▶ **Task to complete**: What lines in this listing contain the string "logging"? Report each one by copying it.

-------- Input data --------

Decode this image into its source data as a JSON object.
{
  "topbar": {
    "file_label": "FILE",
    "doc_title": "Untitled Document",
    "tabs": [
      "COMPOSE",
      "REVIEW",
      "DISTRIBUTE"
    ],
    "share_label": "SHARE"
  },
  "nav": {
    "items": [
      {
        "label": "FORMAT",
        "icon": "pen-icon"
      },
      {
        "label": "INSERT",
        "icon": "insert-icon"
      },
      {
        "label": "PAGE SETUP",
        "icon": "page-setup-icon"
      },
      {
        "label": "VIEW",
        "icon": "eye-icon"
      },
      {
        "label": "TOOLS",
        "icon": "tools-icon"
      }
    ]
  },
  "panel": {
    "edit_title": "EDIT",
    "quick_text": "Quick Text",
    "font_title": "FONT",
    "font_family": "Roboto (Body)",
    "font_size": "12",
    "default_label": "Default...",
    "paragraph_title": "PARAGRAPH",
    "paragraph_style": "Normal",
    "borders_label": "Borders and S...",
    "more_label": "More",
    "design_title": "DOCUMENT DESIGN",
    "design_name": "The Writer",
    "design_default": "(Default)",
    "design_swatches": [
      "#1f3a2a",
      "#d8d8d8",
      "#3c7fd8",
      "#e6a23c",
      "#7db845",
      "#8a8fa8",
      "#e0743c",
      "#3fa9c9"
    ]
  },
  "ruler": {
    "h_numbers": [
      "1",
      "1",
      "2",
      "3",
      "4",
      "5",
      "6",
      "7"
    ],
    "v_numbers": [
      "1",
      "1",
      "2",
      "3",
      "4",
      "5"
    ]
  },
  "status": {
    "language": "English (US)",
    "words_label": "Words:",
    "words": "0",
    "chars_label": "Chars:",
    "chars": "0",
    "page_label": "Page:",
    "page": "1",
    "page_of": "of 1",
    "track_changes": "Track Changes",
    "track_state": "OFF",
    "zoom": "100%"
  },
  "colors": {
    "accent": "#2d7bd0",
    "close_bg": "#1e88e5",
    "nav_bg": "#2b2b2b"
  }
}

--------
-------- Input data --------

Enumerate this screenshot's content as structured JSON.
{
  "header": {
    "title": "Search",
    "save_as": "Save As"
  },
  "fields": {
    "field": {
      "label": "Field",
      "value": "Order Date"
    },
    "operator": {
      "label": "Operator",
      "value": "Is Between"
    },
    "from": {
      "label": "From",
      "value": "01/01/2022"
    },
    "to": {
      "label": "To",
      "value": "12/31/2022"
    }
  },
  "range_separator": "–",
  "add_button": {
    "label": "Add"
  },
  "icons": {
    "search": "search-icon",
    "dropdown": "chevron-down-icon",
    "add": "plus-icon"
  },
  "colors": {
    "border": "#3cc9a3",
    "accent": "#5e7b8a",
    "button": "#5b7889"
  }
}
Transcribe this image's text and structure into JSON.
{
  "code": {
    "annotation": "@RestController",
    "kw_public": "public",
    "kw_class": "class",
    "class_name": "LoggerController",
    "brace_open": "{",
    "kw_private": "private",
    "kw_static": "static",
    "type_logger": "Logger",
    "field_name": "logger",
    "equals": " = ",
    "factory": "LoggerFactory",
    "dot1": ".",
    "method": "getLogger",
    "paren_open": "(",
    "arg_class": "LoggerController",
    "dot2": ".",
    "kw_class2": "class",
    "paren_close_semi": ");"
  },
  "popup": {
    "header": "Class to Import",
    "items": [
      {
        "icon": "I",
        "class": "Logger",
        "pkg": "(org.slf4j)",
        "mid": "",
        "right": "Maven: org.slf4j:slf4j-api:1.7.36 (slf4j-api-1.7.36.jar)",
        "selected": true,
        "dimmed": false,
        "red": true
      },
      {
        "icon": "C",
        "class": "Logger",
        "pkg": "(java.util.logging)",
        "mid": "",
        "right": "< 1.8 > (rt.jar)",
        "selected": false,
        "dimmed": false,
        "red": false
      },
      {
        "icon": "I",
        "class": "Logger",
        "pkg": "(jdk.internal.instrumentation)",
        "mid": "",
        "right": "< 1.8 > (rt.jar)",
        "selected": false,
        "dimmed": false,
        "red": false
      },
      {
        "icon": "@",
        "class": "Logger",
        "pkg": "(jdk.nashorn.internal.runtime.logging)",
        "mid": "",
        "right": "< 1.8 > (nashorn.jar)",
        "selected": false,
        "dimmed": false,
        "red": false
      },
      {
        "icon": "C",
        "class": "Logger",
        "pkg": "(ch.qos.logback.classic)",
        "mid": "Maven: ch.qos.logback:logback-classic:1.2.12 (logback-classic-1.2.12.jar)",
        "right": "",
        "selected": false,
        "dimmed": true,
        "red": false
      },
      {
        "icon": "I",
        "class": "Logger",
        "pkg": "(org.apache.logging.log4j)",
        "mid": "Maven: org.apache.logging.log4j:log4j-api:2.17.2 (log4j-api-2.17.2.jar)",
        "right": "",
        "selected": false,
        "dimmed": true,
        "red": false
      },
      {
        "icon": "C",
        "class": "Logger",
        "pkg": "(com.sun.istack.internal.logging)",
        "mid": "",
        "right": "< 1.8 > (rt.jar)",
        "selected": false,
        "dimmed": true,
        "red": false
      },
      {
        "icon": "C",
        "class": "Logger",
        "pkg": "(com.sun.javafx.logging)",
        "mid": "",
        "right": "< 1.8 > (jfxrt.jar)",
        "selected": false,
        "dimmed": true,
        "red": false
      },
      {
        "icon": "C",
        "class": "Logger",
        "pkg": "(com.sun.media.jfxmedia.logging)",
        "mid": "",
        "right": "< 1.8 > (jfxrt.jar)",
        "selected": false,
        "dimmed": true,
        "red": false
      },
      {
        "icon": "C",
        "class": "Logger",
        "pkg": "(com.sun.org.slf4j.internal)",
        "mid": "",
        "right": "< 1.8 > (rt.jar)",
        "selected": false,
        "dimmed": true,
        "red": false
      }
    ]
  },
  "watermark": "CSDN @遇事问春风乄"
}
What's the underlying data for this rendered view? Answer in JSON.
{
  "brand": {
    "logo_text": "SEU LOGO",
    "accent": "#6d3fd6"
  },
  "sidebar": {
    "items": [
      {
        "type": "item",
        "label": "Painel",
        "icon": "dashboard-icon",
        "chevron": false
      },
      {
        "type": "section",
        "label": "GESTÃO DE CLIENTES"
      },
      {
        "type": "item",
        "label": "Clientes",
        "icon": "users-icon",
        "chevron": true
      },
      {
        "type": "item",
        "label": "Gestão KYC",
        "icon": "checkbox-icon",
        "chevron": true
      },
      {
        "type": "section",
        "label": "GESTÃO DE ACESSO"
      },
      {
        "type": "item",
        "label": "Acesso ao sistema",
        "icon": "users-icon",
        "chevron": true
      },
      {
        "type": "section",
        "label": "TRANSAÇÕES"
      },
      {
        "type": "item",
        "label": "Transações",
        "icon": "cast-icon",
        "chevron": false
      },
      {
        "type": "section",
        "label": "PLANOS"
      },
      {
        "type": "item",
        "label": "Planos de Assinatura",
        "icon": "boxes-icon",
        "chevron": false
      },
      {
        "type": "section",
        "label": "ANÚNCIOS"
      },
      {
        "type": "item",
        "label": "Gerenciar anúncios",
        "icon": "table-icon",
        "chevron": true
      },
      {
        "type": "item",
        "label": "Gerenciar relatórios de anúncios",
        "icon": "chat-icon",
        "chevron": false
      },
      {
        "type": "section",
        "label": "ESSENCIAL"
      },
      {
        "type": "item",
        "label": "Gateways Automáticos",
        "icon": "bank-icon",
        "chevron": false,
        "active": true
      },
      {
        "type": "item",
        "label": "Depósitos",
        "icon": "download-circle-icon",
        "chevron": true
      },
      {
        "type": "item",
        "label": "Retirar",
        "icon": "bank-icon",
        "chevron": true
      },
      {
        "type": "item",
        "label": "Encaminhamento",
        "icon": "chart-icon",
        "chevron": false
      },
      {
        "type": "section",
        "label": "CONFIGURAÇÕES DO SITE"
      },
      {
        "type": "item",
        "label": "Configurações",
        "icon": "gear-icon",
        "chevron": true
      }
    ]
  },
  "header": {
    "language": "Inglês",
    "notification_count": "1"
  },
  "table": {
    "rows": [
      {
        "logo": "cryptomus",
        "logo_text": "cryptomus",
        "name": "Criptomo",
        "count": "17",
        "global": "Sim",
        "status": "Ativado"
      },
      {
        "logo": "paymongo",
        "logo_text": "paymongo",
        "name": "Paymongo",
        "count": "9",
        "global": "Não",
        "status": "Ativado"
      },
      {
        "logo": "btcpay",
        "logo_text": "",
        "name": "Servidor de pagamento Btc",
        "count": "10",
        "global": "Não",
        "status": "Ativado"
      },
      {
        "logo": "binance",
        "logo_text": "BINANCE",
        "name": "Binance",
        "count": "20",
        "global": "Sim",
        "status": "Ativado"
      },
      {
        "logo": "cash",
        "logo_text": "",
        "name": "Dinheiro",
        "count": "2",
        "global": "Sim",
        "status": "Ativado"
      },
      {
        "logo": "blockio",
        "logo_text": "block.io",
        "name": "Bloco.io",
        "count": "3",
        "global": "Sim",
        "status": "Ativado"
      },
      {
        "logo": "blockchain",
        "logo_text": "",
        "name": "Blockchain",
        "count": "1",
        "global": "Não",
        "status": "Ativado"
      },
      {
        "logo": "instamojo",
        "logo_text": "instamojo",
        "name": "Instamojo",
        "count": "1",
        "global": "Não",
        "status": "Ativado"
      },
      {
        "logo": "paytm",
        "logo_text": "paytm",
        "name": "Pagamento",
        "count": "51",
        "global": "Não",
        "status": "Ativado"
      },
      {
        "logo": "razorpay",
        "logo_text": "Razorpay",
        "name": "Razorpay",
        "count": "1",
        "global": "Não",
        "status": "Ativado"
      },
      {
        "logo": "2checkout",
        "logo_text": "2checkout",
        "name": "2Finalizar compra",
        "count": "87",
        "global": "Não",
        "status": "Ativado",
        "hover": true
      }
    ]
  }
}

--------

▶ **Output for this exercise**:
        "pkg": "(java.util.logging)",
        "pkg": "(jdk.nashorn.internal.runtime.logging)",
        "pkg": "(org.apache.logging.log4j)",
        "mid": "Maven: org.apache.logging.log4j:log4j-api:2.17.2 (log4j-api-2.17.2.jar)",
        "pkg": "(com.sun.istack.internal.logging)",
        "pkg": "(com.sun.javafx.logging)",
        "pkg": "(com.sun.media.jfxmedia.logging)",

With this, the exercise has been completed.